= GOAL OF THE EXERCISE =
Filter these entries down to the lines that hold the word "text", and show each of them.

PROVIDED MATERIAL Start Marker

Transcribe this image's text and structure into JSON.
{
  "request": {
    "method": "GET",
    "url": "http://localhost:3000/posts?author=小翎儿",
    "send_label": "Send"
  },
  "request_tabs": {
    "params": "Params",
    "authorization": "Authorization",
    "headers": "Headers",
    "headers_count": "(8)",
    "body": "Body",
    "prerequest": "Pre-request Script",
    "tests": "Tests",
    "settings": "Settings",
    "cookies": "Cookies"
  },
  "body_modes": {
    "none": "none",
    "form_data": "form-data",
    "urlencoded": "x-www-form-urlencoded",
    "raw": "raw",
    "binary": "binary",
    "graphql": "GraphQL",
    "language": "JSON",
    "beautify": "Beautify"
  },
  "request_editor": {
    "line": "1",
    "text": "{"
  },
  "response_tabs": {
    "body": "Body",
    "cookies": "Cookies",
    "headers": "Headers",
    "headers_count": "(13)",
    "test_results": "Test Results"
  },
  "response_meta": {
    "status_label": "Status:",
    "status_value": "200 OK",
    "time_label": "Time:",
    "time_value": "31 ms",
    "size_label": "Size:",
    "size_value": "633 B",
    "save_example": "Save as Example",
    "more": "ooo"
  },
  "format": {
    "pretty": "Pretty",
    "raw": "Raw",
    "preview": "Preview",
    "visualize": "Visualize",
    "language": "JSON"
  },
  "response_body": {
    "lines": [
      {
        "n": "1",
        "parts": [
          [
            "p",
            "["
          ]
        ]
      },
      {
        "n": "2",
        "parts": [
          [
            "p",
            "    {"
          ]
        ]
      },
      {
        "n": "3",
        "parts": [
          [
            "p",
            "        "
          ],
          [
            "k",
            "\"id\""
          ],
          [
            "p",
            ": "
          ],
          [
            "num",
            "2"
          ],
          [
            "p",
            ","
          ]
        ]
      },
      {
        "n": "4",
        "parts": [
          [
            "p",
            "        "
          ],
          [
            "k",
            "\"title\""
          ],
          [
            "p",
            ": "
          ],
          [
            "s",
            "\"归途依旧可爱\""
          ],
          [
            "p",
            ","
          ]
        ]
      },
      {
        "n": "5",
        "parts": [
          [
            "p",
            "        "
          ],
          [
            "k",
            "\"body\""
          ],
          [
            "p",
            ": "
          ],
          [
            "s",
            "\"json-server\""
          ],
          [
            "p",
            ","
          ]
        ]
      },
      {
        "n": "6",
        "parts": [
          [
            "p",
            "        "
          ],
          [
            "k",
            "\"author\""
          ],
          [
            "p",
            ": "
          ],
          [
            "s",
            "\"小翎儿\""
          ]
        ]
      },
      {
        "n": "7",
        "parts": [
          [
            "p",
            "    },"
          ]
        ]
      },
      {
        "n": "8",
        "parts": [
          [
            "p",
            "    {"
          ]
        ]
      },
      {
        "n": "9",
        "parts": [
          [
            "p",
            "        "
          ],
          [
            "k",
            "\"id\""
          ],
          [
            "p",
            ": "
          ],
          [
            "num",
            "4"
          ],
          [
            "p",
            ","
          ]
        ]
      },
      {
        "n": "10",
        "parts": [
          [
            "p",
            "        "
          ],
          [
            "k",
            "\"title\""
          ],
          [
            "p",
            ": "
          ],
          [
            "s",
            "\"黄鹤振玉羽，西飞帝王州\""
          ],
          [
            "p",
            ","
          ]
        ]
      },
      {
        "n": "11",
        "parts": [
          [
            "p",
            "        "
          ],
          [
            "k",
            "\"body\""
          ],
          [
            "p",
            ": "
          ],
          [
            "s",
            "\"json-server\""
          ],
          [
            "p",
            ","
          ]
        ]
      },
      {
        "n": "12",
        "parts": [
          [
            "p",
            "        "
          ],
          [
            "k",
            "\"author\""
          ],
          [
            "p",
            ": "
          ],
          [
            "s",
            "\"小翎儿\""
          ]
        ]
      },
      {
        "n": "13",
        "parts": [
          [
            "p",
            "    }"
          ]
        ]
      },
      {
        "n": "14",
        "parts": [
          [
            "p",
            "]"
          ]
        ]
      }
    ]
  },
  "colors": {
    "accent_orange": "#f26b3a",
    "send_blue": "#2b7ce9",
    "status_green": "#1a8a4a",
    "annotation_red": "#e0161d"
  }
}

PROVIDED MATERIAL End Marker

= YOUR RESPONSE =
Transcribe this image's text and structure into JSON.
    "text": "{"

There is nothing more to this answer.